The only things you'll need to make this work are a running instance of MacOS (which includes the iWork office suite), and an iCloud account. Without an iCloud account, you cannot use the collaboration feature. So, before you continue, make sure you have an iCloud account and can log in to it.
I'll be demonstrating on a MacBook Pro running MacOS Monterey.
Enable iCloud Collaboration
Before you can collaborate on a Pages document, you must first enable iCloud Collaboration. To do that, follow these steps.
1. Open System Preferences
Open System Preferences by clicking the Apple button in the top left corner of your desktop, and click System Preferences. In the resulting window, click Apple ID > iCloud Drive > Options (Figure 1).
2. Enable Pages for iCloud Drive
In the next window (Figure 2), click the check box for Pages and then click Done. Close System Preferences.
Enable the Collaboration feature
1. Open an Apple Pages document
The first thing you must do is open the Pages document that will be shared with your collaborators. Once you have the document open, you should see the Collaborate button at the top of the window (Figure 3).
2. Enable the Collaborate feature
Click Collaborate and you'll be informed the document must be moved to iCloud before you can collaborate (Figure 4).
3. Enable Track Changes
Click Move to iCloud and then, when prompted, click Continue to enable Track Changes (Figure 5).
Click Continue and a new window will appear (Figure 6), where you can configure access control for the document.
Make sure to configure both the Who Can Access and Permission options.

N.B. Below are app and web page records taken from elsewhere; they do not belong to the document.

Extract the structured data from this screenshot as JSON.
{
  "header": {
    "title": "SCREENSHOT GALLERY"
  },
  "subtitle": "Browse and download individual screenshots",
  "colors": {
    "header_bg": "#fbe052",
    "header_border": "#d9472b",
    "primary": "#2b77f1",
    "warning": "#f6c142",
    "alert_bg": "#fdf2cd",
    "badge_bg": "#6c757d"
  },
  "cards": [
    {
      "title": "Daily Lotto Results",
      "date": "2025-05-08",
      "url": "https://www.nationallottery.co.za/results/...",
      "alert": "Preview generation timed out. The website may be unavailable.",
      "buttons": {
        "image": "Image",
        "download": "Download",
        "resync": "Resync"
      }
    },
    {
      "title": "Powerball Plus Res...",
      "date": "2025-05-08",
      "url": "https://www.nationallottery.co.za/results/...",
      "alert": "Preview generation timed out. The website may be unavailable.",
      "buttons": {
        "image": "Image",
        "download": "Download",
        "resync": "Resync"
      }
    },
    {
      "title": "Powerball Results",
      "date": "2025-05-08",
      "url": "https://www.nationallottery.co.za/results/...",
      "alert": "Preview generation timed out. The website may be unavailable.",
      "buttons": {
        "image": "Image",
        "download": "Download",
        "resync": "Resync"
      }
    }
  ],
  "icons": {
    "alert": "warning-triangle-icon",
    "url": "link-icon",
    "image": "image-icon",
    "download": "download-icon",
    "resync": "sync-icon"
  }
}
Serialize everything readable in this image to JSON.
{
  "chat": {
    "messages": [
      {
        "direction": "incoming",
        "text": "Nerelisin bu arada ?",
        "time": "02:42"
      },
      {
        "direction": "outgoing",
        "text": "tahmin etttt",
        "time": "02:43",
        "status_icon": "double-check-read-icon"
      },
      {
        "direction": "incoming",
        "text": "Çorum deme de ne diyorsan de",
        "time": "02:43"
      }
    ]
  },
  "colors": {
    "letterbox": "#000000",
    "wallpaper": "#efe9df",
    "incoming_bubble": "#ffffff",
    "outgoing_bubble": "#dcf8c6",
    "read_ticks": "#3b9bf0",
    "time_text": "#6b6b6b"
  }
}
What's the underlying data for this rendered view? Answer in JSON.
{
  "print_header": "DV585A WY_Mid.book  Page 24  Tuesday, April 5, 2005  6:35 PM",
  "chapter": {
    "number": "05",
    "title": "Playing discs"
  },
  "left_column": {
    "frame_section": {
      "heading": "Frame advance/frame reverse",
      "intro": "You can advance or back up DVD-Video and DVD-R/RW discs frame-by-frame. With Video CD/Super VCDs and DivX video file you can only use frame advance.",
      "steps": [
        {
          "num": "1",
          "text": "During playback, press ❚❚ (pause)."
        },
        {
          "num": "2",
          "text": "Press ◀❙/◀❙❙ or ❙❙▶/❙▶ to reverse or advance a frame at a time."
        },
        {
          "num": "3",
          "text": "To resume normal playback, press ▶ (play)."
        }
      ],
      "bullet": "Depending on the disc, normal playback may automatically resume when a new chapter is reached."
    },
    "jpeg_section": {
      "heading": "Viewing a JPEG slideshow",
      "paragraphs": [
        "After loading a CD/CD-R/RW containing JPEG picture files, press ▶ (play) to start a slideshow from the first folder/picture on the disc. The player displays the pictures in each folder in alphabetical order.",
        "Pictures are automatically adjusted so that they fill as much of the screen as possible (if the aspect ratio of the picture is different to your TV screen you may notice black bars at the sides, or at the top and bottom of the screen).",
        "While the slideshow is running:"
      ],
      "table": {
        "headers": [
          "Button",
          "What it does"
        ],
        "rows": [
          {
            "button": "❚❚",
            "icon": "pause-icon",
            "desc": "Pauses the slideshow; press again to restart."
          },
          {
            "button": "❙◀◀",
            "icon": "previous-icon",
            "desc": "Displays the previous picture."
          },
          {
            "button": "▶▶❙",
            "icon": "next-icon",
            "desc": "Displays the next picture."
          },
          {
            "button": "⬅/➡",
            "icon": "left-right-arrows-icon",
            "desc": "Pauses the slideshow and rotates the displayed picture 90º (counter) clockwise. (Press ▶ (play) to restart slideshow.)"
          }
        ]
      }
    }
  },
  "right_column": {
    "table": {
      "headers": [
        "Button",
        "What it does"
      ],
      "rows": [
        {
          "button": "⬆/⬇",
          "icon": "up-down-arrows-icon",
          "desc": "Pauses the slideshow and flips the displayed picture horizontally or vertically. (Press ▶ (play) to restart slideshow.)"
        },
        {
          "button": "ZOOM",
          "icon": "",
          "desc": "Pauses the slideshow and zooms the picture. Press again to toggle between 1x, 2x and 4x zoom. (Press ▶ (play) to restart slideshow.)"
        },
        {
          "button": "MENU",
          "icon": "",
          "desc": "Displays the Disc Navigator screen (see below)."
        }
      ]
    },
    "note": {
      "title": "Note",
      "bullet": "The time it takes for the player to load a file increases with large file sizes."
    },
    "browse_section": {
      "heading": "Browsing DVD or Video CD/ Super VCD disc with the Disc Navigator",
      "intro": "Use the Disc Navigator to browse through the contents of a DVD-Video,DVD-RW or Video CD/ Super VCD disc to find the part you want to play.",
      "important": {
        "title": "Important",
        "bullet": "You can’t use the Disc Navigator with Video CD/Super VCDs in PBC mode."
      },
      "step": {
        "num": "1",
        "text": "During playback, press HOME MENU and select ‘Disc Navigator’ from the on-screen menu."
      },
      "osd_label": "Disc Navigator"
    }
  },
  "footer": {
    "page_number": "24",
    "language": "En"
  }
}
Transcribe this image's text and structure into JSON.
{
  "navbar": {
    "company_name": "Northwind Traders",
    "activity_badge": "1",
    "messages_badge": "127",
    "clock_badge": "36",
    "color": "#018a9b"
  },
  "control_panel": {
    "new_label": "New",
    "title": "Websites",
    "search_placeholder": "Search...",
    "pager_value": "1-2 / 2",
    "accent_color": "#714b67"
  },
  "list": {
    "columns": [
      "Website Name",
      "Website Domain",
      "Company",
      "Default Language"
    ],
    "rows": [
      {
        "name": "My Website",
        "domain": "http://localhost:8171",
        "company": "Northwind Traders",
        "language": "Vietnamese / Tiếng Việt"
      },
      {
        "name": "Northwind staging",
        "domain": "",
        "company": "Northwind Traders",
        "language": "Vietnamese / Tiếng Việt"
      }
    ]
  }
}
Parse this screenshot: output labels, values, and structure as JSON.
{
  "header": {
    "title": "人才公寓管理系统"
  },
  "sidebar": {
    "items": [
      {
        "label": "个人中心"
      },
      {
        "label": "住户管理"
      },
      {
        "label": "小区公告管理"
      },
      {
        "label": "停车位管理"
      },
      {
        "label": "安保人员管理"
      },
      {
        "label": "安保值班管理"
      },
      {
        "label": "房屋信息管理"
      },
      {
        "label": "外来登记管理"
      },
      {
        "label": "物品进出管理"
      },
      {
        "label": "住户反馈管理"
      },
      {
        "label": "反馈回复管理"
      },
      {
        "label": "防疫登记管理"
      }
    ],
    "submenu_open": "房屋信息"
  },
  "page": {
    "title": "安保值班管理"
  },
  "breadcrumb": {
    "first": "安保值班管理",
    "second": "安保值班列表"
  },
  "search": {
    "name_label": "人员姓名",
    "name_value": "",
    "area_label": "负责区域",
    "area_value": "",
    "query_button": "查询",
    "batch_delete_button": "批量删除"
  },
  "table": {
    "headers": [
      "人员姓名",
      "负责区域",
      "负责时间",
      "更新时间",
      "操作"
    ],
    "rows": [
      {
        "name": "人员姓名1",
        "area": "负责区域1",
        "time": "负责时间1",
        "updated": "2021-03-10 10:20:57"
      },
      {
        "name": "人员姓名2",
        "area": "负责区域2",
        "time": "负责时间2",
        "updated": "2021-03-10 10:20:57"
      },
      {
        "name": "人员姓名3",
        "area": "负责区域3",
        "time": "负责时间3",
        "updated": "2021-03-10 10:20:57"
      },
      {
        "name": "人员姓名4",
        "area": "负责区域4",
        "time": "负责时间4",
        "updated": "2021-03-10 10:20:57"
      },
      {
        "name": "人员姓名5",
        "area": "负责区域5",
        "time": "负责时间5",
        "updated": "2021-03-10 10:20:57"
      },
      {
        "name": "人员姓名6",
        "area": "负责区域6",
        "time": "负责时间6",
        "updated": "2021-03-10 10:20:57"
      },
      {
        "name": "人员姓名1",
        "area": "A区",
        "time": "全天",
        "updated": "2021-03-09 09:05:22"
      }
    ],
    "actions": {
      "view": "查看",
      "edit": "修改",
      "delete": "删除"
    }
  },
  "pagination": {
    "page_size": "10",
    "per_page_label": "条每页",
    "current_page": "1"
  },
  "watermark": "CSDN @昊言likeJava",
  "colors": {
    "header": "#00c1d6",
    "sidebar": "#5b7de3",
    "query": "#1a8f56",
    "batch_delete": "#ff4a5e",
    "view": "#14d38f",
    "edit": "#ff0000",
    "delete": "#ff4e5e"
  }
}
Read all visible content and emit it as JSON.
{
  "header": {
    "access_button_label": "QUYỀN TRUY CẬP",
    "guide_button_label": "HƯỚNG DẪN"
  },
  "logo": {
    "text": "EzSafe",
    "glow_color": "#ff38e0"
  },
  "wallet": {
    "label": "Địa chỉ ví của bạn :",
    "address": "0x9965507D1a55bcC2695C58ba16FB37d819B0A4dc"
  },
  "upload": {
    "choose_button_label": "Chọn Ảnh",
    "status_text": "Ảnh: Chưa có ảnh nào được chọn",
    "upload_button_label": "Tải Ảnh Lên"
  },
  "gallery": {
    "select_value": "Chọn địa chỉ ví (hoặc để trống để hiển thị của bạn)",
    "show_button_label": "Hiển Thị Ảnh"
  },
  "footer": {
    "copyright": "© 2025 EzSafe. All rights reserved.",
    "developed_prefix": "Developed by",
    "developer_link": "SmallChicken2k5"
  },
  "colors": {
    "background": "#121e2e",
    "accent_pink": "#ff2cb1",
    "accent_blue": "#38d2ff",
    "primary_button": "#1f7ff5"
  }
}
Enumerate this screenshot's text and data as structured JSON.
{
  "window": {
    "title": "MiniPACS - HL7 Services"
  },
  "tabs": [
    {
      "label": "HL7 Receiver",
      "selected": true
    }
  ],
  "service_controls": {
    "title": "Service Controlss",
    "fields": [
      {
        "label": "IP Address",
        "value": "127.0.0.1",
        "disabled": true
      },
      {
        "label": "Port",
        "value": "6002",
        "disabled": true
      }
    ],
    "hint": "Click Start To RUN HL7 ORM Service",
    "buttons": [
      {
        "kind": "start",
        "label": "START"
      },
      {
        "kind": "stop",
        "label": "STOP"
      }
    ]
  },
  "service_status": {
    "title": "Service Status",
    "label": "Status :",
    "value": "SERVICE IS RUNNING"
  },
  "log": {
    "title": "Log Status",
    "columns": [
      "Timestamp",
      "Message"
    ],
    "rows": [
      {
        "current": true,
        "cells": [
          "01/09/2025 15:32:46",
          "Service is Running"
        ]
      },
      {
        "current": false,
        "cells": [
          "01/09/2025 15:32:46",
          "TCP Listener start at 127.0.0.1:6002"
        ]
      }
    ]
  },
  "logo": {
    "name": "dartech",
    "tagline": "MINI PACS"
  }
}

Here, you also decide how to share the document with your collaborators. Choose Email, Messages, Copy Link, AirDrop, or Twitter.
Depending on the sharing method you choose, you'll either open Apple Mail, Messages, AirDrop, or Twitter, or you'll copy the link to the file to your clipboard. Make your selection and click Share, at which point the document will be activated for sharing. Whoever is the recipient of the link will then be able to access the file either from within iCloud (if Pages isn't available on their OS) or directly from within Apple Pages.
When you're finished collaborating on the document, you should disable the sharing feature -- otherwise those who have been given access to the document can continue using it, which you won't want when the document is done. To stop sharing, simply click the Collaboration button, and in the resulting popup (Figure 7), click Stop Sharing.
And that's all there is to collaborating with Apple Pages. This is a great feature when you need to work with others and want to retain a document within the Apple ecosystem.